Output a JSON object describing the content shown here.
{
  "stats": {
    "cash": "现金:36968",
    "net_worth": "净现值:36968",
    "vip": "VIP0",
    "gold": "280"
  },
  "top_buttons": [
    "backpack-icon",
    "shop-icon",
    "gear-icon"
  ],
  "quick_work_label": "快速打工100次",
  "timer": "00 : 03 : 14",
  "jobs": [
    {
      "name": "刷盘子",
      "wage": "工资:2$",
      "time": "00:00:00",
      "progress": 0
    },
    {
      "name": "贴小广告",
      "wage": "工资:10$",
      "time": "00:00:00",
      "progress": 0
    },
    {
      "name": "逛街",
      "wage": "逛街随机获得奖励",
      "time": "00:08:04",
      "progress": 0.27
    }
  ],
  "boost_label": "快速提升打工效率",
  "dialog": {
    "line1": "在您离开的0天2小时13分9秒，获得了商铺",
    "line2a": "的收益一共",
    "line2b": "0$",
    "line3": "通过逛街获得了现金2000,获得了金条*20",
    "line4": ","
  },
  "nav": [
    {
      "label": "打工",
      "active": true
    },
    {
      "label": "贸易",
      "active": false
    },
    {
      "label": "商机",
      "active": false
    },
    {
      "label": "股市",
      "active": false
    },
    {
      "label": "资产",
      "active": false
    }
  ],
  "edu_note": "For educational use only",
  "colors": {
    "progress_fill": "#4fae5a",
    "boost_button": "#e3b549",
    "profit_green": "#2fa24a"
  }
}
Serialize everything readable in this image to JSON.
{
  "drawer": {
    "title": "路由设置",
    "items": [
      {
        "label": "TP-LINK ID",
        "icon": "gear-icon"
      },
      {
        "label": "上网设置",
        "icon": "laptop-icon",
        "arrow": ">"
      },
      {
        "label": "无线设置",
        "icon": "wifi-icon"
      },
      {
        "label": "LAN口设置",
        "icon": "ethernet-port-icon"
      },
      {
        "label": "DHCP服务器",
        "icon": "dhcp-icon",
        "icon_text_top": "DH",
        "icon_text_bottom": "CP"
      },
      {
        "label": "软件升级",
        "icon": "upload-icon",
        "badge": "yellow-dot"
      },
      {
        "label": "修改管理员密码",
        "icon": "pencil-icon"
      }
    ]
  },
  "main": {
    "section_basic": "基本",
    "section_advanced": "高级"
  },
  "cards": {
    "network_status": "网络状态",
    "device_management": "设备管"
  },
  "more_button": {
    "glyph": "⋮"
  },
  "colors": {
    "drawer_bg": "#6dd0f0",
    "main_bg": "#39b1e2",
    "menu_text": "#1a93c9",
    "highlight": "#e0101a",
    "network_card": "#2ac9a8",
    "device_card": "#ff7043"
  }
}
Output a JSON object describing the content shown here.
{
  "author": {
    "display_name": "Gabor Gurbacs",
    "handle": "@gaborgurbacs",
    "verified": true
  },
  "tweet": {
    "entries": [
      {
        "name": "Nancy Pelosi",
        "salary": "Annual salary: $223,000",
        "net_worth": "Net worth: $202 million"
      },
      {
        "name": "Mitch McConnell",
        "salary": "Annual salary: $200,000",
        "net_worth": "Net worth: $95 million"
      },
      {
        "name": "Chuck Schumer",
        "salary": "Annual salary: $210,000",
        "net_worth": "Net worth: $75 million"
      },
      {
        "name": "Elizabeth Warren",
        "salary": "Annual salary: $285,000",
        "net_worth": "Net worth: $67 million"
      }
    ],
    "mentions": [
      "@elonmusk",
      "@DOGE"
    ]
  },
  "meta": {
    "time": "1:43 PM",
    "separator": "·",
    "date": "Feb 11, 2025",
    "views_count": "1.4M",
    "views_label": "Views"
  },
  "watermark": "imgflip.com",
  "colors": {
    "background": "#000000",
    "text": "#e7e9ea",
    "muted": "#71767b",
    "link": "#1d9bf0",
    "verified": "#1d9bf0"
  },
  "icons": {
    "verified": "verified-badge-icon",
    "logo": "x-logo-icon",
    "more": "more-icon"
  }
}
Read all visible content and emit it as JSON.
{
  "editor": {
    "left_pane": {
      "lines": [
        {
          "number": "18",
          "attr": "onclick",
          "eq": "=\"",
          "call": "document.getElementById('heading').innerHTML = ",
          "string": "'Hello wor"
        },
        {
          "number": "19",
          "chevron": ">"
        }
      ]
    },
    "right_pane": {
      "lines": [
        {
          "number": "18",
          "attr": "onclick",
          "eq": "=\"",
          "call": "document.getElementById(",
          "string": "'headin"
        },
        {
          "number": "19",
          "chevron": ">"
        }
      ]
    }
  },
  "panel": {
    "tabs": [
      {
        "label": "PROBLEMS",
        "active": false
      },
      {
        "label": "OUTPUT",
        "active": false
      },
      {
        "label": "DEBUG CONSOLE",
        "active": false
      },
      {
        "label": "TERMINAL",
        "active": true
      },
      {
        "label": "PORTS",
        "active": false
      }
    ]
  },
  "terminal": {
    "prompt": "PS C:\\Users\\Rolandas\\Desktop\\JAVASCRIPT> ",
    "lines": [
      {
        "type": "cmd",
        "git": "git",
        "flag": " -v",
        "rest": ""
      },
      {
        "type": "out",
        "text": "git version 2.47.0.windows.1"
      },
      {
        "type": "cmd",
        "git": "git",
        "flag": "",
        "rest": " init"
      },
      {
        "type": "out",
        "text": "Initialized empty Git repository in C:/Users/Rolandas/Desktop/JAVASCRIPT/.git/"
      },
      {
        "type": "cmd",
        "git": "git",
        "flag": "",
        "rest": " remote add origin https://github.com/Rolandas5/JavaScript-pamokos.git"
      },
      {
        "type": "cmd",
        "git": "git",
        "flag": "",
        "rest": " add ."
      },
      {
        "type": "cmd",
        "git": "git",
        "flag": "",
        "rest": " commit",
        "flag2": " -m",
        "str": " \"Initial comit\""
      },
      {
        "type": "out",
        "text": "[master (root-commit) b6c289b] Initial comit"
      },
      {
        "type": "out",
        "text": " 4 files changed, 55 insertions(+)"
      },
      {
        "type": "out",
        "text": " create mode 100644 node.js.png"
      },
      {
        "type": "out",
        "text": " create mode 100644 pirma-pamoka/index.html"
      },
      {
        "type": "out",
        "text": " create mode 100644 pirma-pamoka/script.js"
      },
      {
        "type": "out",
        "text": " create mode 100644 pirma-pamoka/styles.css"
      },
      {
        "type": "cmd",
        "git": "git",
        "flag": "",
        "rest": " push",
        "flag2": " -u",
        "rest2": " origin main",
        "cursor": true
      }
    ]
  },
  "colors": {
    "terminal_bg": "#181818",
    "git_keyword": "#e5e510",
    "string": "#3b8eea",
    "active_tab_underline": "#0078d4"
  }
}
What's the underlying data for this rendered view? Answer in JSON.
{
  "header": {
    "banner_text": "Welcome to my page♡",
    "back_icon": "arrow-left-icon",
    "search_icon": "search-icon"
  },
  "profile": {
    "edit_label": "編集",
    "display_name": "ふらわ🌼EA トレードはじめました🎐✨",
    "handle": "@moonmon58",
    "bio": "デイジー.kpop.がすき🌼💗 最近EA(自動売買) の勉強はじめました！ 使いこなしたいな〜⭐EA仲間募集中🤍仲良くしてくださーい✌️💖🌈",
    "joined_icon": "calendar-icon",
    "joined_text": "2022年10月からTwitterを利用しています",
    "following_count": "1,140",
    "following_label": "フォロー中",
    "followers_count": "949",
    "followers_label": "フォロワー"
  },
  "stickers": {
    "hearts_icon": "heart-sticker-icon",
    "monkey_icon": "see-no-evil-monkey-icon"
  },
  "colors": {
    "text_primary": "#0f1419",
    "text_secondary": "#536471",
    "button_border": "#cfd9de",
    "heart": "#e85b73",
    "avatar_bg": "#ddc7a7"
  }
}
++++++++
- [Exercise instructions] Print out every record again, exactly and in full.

- [Output of the exercise]
Output a JSON object describing the content shown here.
{
  "stats": {
    "cash": "现金:36968",
    "net_worth": "净现值:36968",
    "vip": "VIP0",
    "gold": "280"
  },
  "top_buttons": [
    "backpack-icon",
    "shop-icon",
    "gear-icon"
  ],
  "quick_work_label": "快速打工100次",
  "timer": "00 : 03 : 14",
  "jobs": [
    {
      "name": "刷盘子",
      "wage": "工资:2$",
      "time": "00:00:00",
      "progress": 0
    },
    {
      "name": "贴小广告",
      "wage": "工资:10$",
      "time": "00:00:00",
      "progress": 0
    },
    {
      "name": "逛街",
      "wage": "逛街随机获得奖励",
      "time": "00:08:04",
      "progress": 0.27
    }
  ],
  "boost_label": "快速提升打工效率",
  "dialog": {
    "line1": "在您离开的0天2小时13分9秒，获得了商铺",
    "line2a": "的收益一共",
    "line2b": "0$",
    "line3": "通过逛街获得了现金2000,获得了金条*20",
    "line4": ","
  },
  "nav": [
    {
      "label": "打工",
      "active": true
    },
    {
      "label": "贸易",
      "active": false
    },
    {
      "label": "商机",
      "active": false
    },
    {
      "label": "股市",
      "active": false
    },
    {
      "label": "资产",
      "active": false
    }
  ],
  "edu_note": "For educational use only",
  "colors": {
    "progress_fill": "#4fae5a",
    "boost_button": "#e3b549",
    "profit_green": "#2fa24a"
  }
}
Serialize everything readable in this image to JSON.
{
  "drawer": {
    "title": "路由设置",
    "items": [
      {
        "label": "TP-LINK ID",
        "icon": "gear-icon"
      },
      {
        "label": "上网设置",
        "icon": "laptop-icon",
        "arrow": ">"
      },
      {
        "label": "无线设置",
        "icon": "wifi-icon"
      },
      {
        "label": "LAN口设置",
        "icon": "ethernet-port-icon"
      },
      {
        "label": "DHCP服务器",
        "icon": "dhcp-icon",
        "icon_text_top": "DH",
        "icon_text_bottom": "CP"
      },
      {
        "label": "软件升级",
        "icon": "upload-icon",
        "badge": "yellow-dot"
      },
      {
        "label": "修改管理员密码",
        "icon": "pencil-icon"
      }
    ]
  },
  "main": {
    "section_basic": "基本",
    "section_advanced": "高级"
  },
  "cards": {
    "network_status": "网络状态",
    "device_management": "设备管"
  },
  "more_button": {
    "glyph": "⋮"
  },
  "colors": {
    "drawer_bg": "#6dd0f0",
    "main_bg": "#39b1e2",
    "menu_text": "#1a93c9",
    "highlight": "#e0101a",
    "network_card": "#2ac9a8",
    "device_card": "#ff7043"
  }
}
Output a JSON object describing the content shown here.
{
  "author": {
    "display_name": "Gabor Gurbacs",
    "handle": "@gaborgurbacs",
    "verified": true
  },
  "tweet": {
    "entries": [
      {
        "name": "Nancy Pelosi",
        "salary": "Annual salary: $223,000",
        "net_worth": "Net worth: $202 million"
      },
      {
        "name": "Mitch McConnell",
        "salary": "Annual salary: $200,000",
        "net_worth": "Net worth: $95 million"
      },
      {
        "name": "Chuck Schumer",
        "salary": "Annual salary: $210,000",
        "net_worth": "Net worth: $75 million"
      },
      {
        "name": "Elizabeth Warren",
        "salary": "Annual salary: $285,000",
        "net_worth": "Net worth: $67 million"
      }
    ],
    "mentions": [
      "@elonmusk",
      "@DOGE"
    ]
  },
  "meta": {
    "time": "1:43 PM",
    "separator": "·",
    "date": "Feb 11, 2025",
    "views_count": "1.4M",
    "views_label": "Views"
  },
  "watermark": "imgflip.com",
  "colors": {
    "background": "#000000",
    "text": "#e7e9ea",
    "muted": "#71767b",
    "link": "#1d9bf0",
    "verified": "#1d9bf0"
  },
  "icons": {
    "verified": "verified-badge-icon",
    "logo": "x-logo-icon",
    "more": "more-icon"
  }
}
Read all visible content and emit it as JSON.
{
  "editor": {
    "left_pane": {
      "lines": [
        {
          "number": "18",
          "attr": "onclick",
          "eq": "=\"",
          "call": "document.getElementById('heading').innerHTML = ",
          "string": "'Hello wor"
        },
        {
          "number": "19",
          "chevron": ">"
        }
      ]
    },
    "right_pane": {
      "lines": [
        {
          "number": "18",
          "attr": "onclick",
          "eq": "=\"",
          "call": "document.getElementById(",
          "string": "'headin"
        },
        {
          "number": "19",
          "chevron": ">"
        }
      ]
    }
  },
  "panel": {
    "tabs": [
      {
        "label": "PROBLEMS",
        "active": false
      },
      {
        "label": "OUTPUT",
        "active": false
      },
      {
        "label": "DEBUG CONSOLE",
        "active": false
      },
      {
        "label": "TERMINAL",
        "active": true
      },
      {
        "label": "PORTS",
        "active": false
      }
    ]
  },
  "terminal": {
    "prompt": "PS C:\\Users\\Rolandas\\Desktop\\JAVASCRIPT> ",
    "lines": [
      {
        "type": "cmd",
        "git": "git",
        "flag": " -v",
        "rest": ""
      },
      {
        "type": "out",
        "text": "git version 2.47.0.windows.1"
      },
      {
        "type": "cmd",
        "git": "git",
        "flag": "",
        "rest": " init"
      },
      {
        "type": "out",
        "text": "Initialized empty Git repository in C:/Users/Rolandas/Desktop/JAVASCRIPT/.git/"
      },
      {
        "type": "cmd",
        "git": "git",
        "flag": "",
        "rest": " remote add origin https://github.com/Rolandas5/JavaScript-pamokos.git"
      },
      {
        "type": "cmd",
        "git": "git",
        "flag": "",
        "rest": " add ."
      },
      {
        "type": "cmd",
        "git": "git",
        "flag": "",
        "rest": " commit",
        "flag2": " -m",
        "str": " \"Initial comit\""
      },
      {
        "type": "out",
        "text": "[master (root-commit) b6c289b] Initial comit"
      },
      {
        "type": "out",
        "text": " 4 files changed, 55 insertions(+)"
      },
      {
        "type": "out",
        "text": " create mode 100644 node.js.png"
      },
      {
        "type": "out",
        "text": " create mode 100644 pirma-pamoka/index.html"
      },
      {
        "type": "out",
        "text": " create mode 100644 pirma-pamoka/script.js"
      },
      {
        "type": "out",
        "text": " create mode 100644 pirma-pamoka/styles.css"
      },
      {
        "type": "cmd",
        "git": "git",
        "flag": "",
        "rest": " push",
        "flag2": " -u",
        "rest2": " origin main",
        "cursor": true
      }
    ]
  },
  "colors": {
    "terminal_bg": "#181818",
    "git_keyword": "#e5e510",
    "string": "#3b8eea",
    "active_tab_underline": "#0078d4"
  }
}
What's the underlying data for this rendered view? Answer in JSON.
{
  "header": {
    "banner_text": "Welcome to my page♡",
    "back_icon": "arrow-left-icon",
    "search_icon": "search-icon"
  },
  "profile": {
    "edit_label": "編集",
    "display_name": "ふらわ🌼EA トレードはじめました🎐✨",
    "handle": "@moonmon58",
    "bio": "デイジー.kpop.がすき🌼💗 最近EA(自動売買) の勉強はじめました！ 使いこなしたいな〜⭐EA仲間募集中🤍仲良くしてくださーい✌️💖🌈",
    "joined_icon": "calendar-icon",
    "joined_text": "2022年10月からTwitterを利用しています",
    "following_count": "1,140",
    "following_label": "フォロー中",
    "followers_count": "949",
    "followers_label": "フォロワー"
  },
  "stickers": {
    "hearts_icon": "heart-sticker-icon",
    "monkey_icon": "see-no-evil-monkey-icon"
  },
  "colors": {
    "text_primary": "#0f1419",
    "text_secondary": "#536471",
    "button_border": "#cfd9de",
    "heart": "#e85b73",
    "avatar_bg": "#ddc7a7"
  }
}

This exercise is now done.